Arland Hultgren re-opens the question of the existence of a "normative" form of Christianity in apostolic times, asserting that it did exist, can be described, and provided the "basic norms for the flowering of orthodoxy later" (1). There has never been only one form of Christianity" (2). Yet, there was a "type of Christianity that developed and became dominant in the first three centuries, and was given further and decisive form by the ecumenical councils . . . ." (3) H. refers to this as "normative Christianity."
Hultgren admits that there were political factors at work in the development of the NT canon and Christian orthodoxy (e.g., the legitimation of ecclesiastical offices and officers), but brackets them from the discussion. Instead, he seeks "discernible factors having to do with belief and conduct that favored the survival and development of certain forms of Christianity along the path of the normative consensus, broadly conceived, and the dissent and eventual isolation, or even demise, of others" (5).
He begins his discussion (in Chpt. 2) by outlining four basic approaches to the question: (a) "the traditional view" (truth preceded error); (b) heresy preceded orthodoxy [Bauer]; (c) flexible and fixed elements [Turner]; and (d) diverse trajectories from the beginning [Robinson/Koester]. Each view is outlined and critiqued; H. finds something lacking in each of the theories b-d (remarkably, not for "a"). The outline and refutation of Bauer's view receives particular attention, while Turner is valued for his critique of Bauer (15), and Robinson and Koester are criticized for being under Bauer's "spell" (17).
Hultgren's critique glosses over Bauer's distinctions, which results in misrepresenting Bauer's thesis and some of his supporting arguments. Bauer suggests that "perhaps ... 'heresies' originally had not been such at all, but, at least here and there, were the only form of the new religion ..." [Orthodoxy and Heresy in Earliest Christianity, Second German Edition, edited by R. A. Kraft and G. Krodel (Philadelphia: Fortress, 1971), xxii; his emphasis]. But Bauer's "here and there" becomes H's "far and wide, except for Rome" (10). And the objection H. makes concerning Edessa (10-11) actually supports Bauer's thesis. Rather than answering Bauer's query about whether Eusebius' list of early Antiochene bishops can be complete, H. dismisses him as "just plain wrong" (12). Such a heavy-handed approach in dealing with one of the most significant opponents to his thesis does little to build confidence in H's analysis.

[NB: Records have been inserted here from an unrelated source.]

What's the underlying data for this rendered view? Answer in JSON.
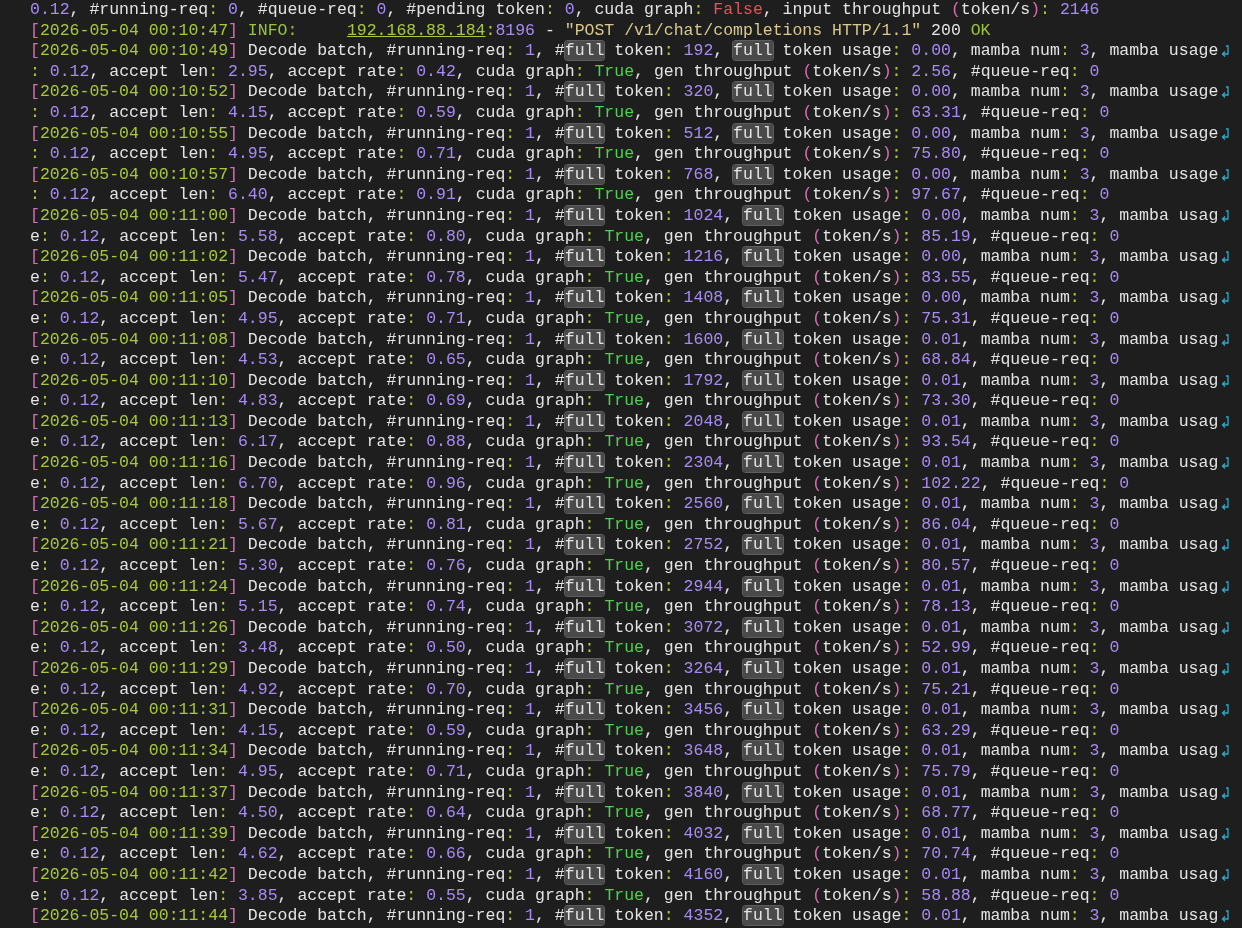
{
  "terminal": {
    "top_line": "0.12, #running-req: 0, #queue-req: 0, #pending token: 0, cuda graph: False, input throughput (token/s): 2146",
    "request_line": [
      {
        "text": "[2026-05-04 00:10:47]",
        "kind": "timestamp"
      },
      {
        "text": " INFO:     ",
        "kind": "level"
      },
      {
        "text": "192.168.88.184",
        "kind": "address"
      },
      {
        "text": ":8196",
        "kind": "port"
      },
      {
        "text": " - ",
        "kind": "plain"
      },
      {
        "text": "\"POST /v1/chat/completions HTTP/1.1\"",
        "kind": "string"
      },
      {
        "text": " 200 ",
        "kind": "plain"
      },
      {
        "text": "OK",
        "kind": "status"
      }
    ],
    "entries": [
      {
        "parts": [
          "[2026-05-04 00:10:49] Decode batch, #running-req: 1, #",
          "full",
          " token: 192, ",
          "full",
          " token usage: 0.00, mamba num: 3, mamba usage: 0.12, accept len: 2.95, accept rate: 0.42, cuda graph: True, gen throughput (token/s): 2.56, #queue-req: 0"
        ]
      },
      {
        "parts": [
          "[2026-05-04 00:10:52] Decode batch, #running-req: 1, #",
          "full",
          " token: 320, ",
          "full",
          " token usage: 0.00, mamba num: 3, mamba usage: 0.12, accept len: 4.15, accept rate: 0.59, cuda graph: True, gen throughput (token/s): 63.31, #queue-req: 0"
        ]
      },
      {
        "parts": [
          "[2026-05-04 00:10:55] Decode batch, #running-req: 1, #",
          "full",
          " token: 512, ",
          "full",
          " token usage: 0.00, mamba num: 3, mamba usage: 0.12, accept len: 4.95, accept rate: 0.71, cuda graph: True, gen throughput (token/s): 75.80, #queue-req: 0"
        ]
      },
      {
        "parts": [
          "[2026-05-04 00:10:57] Decode batch, #running-req: 1, #",
          "full",
          " token: 768, ",
          "full",
          " token usage: 0.00, mamba num: 3, mamba usage: 0.12, accept len: 6.40, accept rate: 0.91, cuda graph: True, gen throughput (token/s): 97.67, #queue-req: 0"
        ]
      },
      {
        "parts": [
          "[2026-05-04 00:11:00] Decode batch, #running-req: 1, #",
          "full",
          " token: 1024, ",
          "full",
          " token usage: 0.00, mamba num: 3, mamba usage: 0.12, accept len: 5.58, accept rate: 0.80, cuda graph: True, gen throughput (token/s): 85.19, #queue-req: 0"
        ]
      },
      {
        "parts": [
          "[2026-05-04 00:11:02] Decode batch, #running-req: 1, #",
          "full",
          " token: 1216, ",
          "full",
          " token usage: 0.00, mamba num: 3, mamba usage: 0.12, accept len: 5.47, accept rate: 0.78, cuda graph: True, gen throughput (token/s): 83.55, #queue-req: 0"
        ]
      },
      {
        "parts": [
          "[2026-05-04 00:11:05] Decode batch, #running-req: 1, #",
          "full",
          " token: 1408, ",
          "full",
          " token usage: 0.00, mamba num: 3, mamba usage: 0.12, accept len: 4.95, accept rate: 0.71, cuda graph: True, gen throughput (token/s): 75.31, #queue-req: 0"
        ]
      },
      {
        "parts": [
          "[2026-05-04 00:11:08] Decode batch, #running-req: 1, #",
          "full",
          " token: 1600, ",
          "full",
          " token usage: 0.01, mamba num: 3, mamba usage: 0.12, accept len: 4.53, accept rate: 0.65, cuda graph: True, gen throughput (token/s): 68.84, #queue-req: 0"
        ]
      },
      {
        "parts": [
          "[2026-05-04 00:11:10] Decode batch, #running-req: 1, #",
          "full",
          " token: 1792, ",
          "full",
          " token usage: 0.01, mamba num: 3, mamba usage: 0.12, accept len: 4.83, accept rate: 0.69, cuda graph: True, gen throughput (token/s): 73.30, #queue-req: 0"
        ]
      },
      {
        "parts": [
          "[2026-05-04 00:11:13] Decode batch, #running-req: 1, #",
          "full",
          " token: 2048, ",
          "full",
          " token usage: 0.01, mamba num: 3, mamba usage: 0.12, accept len: 6.17, accept rate: 0.88, cuda graph: True, gen throughput (token/s): 93.54, #queue-req: 0"
        ]
      },
      {
        "parts": [
          "[2026-05-04 00:11:16] Decode batch, #running-req: 1, #",
          "full",
          " token: 2304, ",
          "full",
          " token usage: 0.01, mamba num: 3, mamba usage: 0.12, accept len: 6.70, accept rate: 0.96, cuda graph: True, gen throughput (token/s): 102.22, #queue-req: 0"
        ]
      },
      {
        "parts": [
          "[2026-05-04 00:11:18] Decode batch, #running-req: 1, #",
          "full",
          " token: 2560, ",
          "full",
          " token usage: 0.01, mamba num: 3, mamba usage: 0.12, accept len: 5.67, accept rate: 0.81, cuda graph: True, gen throughput (token/s): 86.04, #queue-req: 0"
        ]
      },
      {
        "parts": [
          "[2026-05-04 00:11:21] Decode batch, #running-req: 1, #",
          "full",
          " token: 2752, ",
          "full",
          " token usage: 0.01, mamba num: 3, mamba usage: 0.12, accept len: 5.30, accept rate: 0.76, cuda graph: True, gen throughput (token/s): 80.57, #queue-req: 0"
        ]
      },
      {
        "parts": [
          "[2026-05-04 00:11:24] Decode batch, #running-req: 1, #",
          "full",
          " token: 2944, ",
          "full",
          " token usage: 0.01, mamba num: 3, mamba usage: 0.12, accept len: 5.15, accept rate: 0.74, cuda graph: True, gen throughput (token/s): 78.13, #queue-req: 0"
        ]
      },
      {
        "parts": [
          "[2026-05-04 00:11:26] Decode batch, #running-req: 1, #",
          "full",
          " token: 3072, ",
          "full",
          " token usage: 0.01, mamba num: 3, mamba usage: 0.12, accept len: 3.48, accept rate: 0.50, cuda graph: True, gen throughput (token/s): 52.99, #queue-req: 0"
        ]
      },
      {
        "parts": [
          "[2026-05-04 00:11:29] Decode batch, #running-req: 1, #",
          "full",
          " token: 3264, ",
          "full",
          " token usage: 0.01, mamba num: 3, mamba usage: 0.12, accept len: 4.92, accept rate: 0.70, cuda graph: True, gen throughput (token/s): 75.21, #queue-req: 0"
        ]
      },
      {
        "parts": [
          "[2026-05-04 00:11:31] Decode batch, #running-req: 1, #",
          "full",
          " token: 3456, ",
          "full",
          " token usage: 0.01, mamba num: 3, mamba usage: 0.12, accept len: 4.15, accept rate: 0.59, cuda graph: True, gen throughput (token/s): 63.29, #queue-req: 0"
        ]
      },
      {
        "parts": [
          "[2026-05-04 00:11:34] Decode batch, #running-req: 1, #",
          "full",
          " token: 3648, ",
          "full",
          " token usage: 0.01, mamba num: 3, mamba usage: 0.12, accept len: 4.95, accept rate: 0.71, cuda graph: True, gen throughput (token/s): 75.79, #queue-req: 0"
        ]
      },
      {
        "parts": [
          "[2026-05-04 00:11:37] Decode batch, #running-req: 1, #",
          "full",
          " token: 3840, ",
          "full",
          " token usage: 0.01, mamba num: 3, mamba usage: 0.12, accept len: 4.50, accept rate: 0.64, cuda graph: True, gen throughput (token/s): 68.77, #queue-req: 0"
        ]
      },
      {
        "parts": [
          "[2026-05-04 00:11:39] Decode batch, #running-req: 1, #",
          "full",
          " token: 4032, ",
          "full",
          " token usage: 0.01, mamba num: 3, mamba usage: 0.12, accept len: 4.62, accept rate: 0.66, cuda graph: True, gen throughput (token/s): 70.74, #queue-req: 0"
        ]
      },
      {
        "parts": [
          "[2026-05-04 00:11:42] Decode batch, #running-req: 1, #",
          "full",
          " token: 4160, ",
          "full",
          " token usage: 0.01, mamba num: 3, mamba usage: 0.12, accept len: 3.85, accept rate: 0.55, cuda graph: True, gen throughput (token/s): 58.88, #queue-req: 0"
        ]
      },
      {
        "parts": [
          "[2026-05-04 00:11:44] Decode batch, #running-req: 1, #",
          "full",
          " token: 4352, ",
          "full",
          " token usage: 0.01, mamba num: 3, mamba usag"
        ]
      }
    ]
  }
}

Hultgren gives the trajectory theory a more adequate representation, but attributing "inevitability" to the historical judgements of Robinson and Koester (17) goes beyond their claims. Because of his overriding paradigm of "orthodoxy (normativity) versus heresy," H. rejects the notion that the multiplicity of early Christian views were (at least initially) equally reasonable attempts to construe the experience of the radical revelation of God in Jesus Christ.
Instead, H. insists that "What emerged as orthodoxy was but the ecclesiastical validation of a broad stream of convictions and ways of living that had staying power." (22) The analysis of how orthodoxy and community ethos intersect is how H. aims to make this case.
Using Antioch (Q, Mt), Ephesus (Paul, Pastorals) and the Johannine community as case studies, H. argues for consistent conjunctions between their beliefs and practices from the mid-first to second centuries. Here his analysis is careful and even-handed. H. recognizes the significant contrasts among these three Christian communities, yet also highlights their commonalities of belief and ethos. The struggle to maintain the congruence between belief and practice was what, H. claims, finally required limits to the diversity among Christian communities. The six factors H. lists (86) are affirmations of faith and life that cover the gamut from theology to ethics.
While recognizing that there were political and personality issues involved
in shaping the mainstream of Christian tradition, H. tries to counter what
he sees as a reductionistic trend by emphasizing the primacy of the struggles
to determine the nature of orthodoxy and orthopraxis. While some may challenge
his judgment about which factors were primary, his thesis is worth close
attention and further testing.
Sheila Elizabeth McGinn, Ph.D.
John Carroll University
University Heights, Ohio 44118
23 January 1995